**Task item**: From the records below, copy the lines that include "heading".

**Data provided**:
----------

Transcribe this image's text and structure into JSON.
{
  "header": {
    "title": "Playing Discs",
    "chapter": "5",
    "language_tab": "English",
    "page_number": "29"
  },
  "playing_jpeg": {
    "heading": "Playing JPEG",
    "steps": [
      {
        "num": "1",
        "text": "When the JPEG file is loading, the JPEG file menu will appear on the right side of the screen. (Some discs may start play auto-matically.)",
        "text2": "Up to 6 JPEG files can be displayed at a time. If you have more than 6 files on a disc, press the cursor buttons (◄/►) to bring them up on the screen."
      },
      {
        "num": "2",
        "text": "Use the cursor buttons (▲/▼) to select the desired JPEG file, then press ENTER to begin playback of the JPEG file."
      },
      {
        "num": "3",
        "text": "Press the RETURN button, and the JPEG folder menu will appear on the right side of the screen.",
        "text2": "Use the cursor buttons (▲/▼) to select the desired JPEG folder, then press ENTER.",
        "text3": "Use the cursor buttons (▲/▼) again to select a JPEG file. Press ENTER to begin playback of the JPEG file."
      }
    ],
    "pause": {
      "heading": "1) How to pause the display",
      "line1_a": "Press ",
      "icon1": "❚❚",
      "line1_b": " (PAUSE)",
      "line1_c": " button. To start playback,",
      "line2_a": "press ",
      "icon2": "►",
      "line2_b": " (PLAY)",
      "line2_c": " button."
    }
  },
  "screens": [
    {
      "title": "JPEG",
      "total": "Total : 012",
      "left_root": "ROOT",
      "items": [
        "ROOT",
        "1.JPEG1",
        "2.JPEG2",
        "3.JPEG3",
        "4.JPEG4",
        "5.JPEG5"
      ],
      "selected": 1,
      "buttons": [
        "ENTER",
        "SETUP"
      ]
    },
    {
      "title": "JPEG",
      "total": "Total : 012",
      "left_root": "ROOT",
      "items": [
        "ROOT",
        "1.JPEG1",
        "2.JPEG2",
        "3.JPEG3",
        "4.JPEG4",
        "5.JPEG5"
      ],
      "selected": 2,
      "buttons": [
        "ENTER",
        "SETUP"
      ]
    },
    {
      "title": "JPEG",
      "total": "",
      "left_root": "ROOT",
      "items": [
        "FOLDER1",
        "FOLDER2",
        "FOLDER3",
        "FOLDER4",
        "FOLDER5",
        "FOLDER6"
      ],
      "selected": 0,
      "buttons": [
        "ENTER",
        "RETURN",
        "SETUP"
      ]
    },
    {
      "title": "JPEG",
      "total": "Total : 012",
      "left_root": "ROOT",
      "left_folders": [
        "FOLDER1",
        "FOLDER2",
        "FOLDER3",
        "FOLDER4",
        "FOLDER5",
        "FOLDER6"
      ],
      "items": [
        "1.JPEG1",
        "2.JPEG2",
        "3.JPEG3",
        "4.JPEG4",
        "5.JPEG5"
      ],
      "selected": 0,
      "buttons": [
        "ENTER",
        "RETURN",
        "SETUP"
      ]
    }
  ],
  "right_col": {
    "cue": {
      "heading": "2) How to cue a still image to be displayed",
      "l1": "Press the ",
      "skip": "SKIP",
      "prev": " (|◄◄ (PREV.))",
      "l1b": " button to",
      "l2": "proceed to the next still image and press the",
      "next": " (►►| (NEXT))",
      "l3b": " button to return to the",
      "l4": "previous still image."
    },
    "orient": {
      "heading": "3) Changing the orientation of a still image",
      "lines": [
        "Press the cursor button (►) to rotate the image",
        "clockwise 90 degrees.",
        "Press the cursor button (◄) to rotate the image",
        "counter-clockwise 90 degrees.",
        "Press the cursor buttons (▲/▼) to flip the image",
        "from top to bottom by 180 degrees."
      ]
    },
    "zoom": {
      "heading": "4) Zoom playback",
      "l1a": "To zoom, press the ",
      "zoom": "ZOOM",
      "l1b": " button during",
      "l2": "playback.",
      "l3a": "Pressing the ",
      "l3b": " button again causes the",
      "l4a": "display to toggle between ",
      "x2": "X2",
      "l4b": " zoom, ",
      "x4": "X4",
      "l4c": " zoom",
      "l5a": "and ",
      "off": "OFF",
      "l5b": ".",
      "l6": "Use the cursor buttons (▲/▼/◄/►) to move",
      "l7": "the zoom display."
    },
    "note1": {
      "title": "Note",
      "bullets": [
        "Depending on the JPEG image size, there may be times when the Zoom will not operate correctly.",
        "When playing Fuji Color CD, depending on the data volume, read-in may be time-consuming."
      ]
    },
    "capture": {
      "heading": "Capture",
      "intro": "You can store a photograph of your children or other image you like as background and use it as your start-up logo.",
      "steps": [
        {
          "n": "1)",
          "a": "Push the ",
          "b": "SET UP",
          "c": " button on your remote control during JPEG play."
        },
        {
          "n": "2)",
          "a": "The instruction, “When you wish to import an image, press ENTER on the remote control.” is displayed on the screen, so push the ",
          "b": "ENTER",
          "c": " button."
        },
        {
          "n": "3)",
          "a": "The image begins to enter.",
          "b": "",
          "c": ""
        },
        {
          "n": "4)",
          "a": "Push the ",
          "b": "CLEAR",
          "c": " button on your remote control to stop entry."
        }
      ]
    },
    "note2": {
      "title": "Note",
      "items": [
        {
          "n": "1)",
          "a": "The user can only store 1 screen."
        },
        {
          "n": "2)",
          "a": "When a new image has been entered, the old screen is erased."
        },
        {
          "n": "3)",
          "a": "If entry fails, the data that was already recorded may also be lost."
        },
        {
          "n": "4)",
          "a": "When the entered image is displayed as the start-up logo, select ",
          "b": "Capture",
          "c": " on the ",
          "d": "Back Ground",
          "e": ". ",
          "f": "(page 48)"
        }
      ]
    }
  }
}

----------

**Result of this task**:
    "heading": "Playing JPEG",
      "heading": "1) How to pause the display",
      "heading": "2) How to cue a still image to be displayed",
      "heading": "3) Changing the orientation of a still image",
      "heading": "4) Zoom playback",
      "heading": "Capture",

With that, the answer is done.